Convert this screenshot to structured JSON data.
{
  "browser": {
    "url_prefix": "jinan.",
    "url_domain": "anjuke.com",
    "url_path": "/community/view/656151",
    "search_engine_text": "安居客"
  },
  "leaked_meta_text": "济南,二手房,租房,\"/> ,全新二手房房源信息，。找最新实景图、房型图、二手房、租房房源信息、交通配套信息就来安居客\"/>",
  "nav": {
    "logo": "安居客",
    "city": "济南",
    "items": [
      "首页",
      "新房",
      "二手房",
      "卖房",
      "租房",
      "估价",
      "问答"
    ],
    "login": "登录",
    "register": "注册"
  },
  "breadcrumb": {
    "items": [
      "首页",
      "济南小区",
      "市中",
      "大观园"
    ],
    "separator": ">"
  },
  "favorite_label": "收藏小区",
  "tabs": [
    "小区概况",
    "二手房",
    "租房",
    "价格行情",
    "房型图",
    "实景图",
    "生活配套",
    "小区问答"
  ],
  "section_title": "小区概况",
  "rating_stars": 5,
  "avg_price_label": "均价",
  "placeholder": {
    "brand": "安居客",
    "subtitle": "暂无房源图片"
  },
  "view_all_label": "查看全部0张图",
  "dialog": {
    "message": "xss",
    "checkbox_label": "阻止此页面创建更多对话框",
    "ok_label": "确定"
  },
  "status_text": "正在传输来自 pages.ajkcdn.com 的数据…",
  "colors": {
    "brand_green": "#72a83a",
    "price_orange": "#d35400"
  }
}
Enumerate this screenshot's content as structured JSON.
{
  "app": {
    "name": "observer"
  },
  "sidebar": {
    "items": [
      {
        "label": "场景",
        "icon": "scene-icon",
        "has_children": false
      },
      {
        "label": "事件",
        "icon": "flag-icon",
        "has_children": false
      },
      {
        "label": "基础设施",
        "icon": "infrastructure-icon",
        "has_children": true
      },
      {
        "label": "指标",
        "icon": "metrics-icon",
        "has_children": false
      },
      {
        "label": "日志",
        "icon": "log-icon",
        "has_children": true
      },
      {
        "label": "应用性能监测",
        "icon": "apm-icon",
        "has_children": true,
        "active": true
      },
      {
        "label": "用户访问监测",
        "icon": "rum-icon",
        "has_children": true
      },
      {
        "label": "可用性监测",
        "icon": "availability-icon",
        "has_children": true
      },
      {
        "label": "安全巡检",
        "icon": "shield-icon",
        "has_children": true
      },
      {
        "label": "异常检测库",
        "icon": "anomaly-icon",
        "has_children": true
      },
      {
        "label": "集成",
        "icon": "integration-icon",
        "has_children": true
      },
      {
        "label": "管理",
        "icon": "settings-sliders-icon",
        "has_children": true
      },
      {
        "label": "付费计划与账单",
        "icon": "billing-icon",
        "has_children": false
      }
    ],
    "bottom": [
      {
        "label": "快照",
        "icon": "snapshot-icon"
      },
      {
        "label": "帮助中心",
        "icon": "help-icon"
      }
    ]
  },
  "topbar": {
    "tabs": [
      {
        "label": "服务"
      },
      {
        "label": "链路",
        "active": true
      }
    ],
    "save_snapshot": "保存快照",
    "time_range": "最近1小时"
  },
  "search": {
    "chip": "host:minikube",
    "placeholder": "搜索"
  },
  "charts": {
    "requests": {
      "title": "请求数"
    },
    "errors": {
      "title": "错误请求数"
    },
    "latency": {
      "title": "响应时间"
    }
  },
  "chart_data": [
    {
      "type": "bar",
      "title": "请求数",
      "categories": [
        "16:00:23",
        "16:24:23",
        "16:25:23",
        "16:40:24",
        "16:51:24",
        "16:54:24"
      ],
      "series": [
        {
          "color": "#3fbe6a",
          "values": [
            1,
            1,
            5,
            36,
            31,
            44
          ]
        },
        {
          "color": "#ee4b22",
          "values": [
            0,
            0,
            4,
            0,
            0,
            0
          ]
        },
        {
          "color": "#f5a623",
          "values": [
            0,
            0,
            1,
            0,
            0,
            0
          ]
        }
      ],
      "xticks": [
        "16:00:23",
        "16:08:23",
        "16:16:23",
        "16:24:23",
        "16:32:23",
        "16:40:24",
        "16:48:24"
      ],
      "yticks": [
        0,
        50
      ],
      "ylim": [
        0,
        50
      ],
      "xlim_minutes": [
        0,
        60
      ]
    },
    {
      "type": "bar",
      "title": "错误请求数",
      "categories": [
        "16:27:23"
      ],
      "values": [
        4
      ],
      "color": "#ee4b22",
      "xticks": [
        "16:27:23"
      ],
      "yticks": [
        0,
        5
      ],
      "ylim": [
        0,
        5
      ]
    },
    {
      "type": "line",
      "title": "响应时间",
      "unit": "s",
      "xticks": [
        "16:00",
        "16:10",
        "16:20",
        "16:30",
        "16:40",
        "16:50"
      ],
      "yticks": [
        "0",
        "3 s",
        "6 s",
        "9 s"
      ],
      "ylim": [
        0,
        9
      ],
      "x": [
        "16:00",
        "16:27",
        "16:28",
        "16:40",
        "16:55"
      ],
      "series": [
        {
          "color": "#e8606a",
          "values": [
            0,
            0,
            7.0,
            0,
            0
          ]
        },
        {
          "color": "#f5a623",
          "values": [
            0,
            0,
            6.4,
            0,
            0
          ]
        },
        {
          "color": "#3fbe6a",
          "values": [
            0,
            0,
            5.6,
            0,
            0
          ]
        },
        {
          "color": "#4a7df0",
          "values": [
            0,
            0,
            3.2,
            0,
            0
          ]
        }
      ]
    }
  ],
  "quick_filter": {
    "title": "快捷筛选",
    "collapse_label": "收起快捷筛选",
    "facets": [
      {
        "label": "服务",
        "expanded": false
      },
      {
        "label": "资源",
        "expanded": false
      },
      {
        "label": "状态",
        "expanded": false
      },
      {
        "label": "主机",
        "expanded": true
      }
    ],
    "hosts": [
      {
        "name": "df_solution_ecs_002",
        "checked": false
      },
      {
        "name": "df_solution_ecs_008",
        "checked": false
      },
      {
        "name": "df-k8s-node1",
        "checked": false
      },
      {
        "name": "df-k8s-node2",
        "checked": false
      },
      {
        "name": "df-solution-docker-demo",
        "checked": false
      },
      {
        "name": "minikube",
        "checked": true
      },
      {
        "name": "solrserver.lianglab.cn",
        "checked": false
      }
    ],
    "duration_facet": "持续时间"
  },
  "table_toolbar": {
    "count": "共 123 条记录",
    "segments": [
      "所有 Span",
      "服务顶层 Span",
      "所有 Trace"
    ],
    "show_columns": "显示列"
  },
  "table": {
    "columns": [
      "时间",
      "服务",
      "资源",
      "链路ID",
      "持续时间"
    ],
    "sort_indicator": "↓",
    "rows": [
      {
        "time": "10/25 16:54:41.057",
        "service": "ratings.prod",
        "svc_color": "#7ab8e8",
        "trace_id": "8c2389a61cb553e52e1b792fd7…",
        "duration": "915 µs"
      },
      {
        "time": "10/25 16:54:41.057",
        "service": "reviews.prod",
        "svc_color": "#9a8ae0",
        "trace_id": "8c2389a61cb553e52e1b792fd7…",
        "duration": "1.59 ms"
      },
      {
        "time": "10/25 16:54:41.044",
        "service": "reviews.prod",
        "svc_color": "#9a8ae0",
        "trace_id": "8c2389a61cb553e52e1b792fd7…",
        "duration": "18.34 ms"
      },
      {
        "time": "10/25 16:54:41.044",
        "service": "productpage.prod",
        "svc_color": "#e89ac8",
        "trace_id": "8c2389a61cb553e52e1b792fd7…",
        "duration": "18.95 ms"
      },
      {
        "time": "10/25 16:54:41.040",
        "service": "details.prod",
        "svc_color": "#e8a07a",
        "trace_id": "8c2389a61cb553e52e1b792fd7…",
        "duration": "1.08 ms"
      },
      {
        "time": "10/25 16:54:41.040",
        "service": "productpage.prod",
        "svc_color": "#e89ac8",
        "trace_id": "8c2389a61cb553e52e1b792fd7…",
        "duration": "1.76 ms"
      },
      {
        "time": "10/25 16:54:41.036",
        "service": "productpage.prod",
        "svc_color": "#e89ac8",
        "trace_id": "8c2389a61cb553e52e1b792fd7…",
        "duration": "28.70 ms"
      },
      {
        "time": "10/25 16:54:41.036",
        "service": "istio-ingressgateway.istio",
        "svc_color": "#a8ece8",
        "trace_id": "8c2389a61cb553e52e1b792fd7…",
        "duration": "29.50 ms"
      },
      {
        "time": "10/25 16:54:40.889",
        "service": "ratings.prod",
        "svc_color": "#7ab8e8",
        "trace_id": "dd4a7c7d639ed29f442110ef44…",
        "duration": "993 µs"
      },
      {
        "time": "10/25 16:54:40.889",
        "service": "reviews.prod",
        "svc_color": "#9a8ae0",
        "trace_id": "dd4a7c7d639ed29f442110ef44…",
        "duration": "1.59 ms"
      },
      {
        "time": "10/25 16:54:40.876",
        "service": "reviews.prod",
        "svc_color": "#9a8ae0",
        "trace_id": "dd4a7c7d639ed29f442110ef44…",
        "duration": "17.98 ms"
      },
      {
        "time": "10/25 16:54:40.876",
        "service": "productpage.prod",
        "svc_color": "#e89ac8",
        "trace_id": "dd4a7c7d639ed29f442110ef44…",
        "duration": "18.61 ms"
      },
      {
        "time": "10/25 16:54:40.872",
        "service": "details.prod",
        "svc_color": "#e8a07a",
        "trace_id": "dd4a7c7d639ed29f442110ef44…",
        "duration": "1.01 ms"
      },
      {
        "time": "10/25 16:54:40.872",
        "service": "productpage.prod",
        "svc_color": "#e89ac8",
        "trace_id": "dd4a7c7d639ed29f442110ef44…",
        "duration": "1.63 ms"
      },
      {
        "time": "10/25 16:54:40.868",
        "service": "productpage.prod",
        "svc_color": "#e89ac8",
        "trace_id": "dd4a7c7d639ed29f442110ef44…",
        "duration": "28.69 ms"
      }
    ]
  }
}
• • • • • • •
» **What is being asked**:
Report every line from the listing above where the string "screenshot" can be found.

» **Output of the task**:
Convert this screenshot to structured JSON data.
Enumerate this screenshot's content as structured JSON.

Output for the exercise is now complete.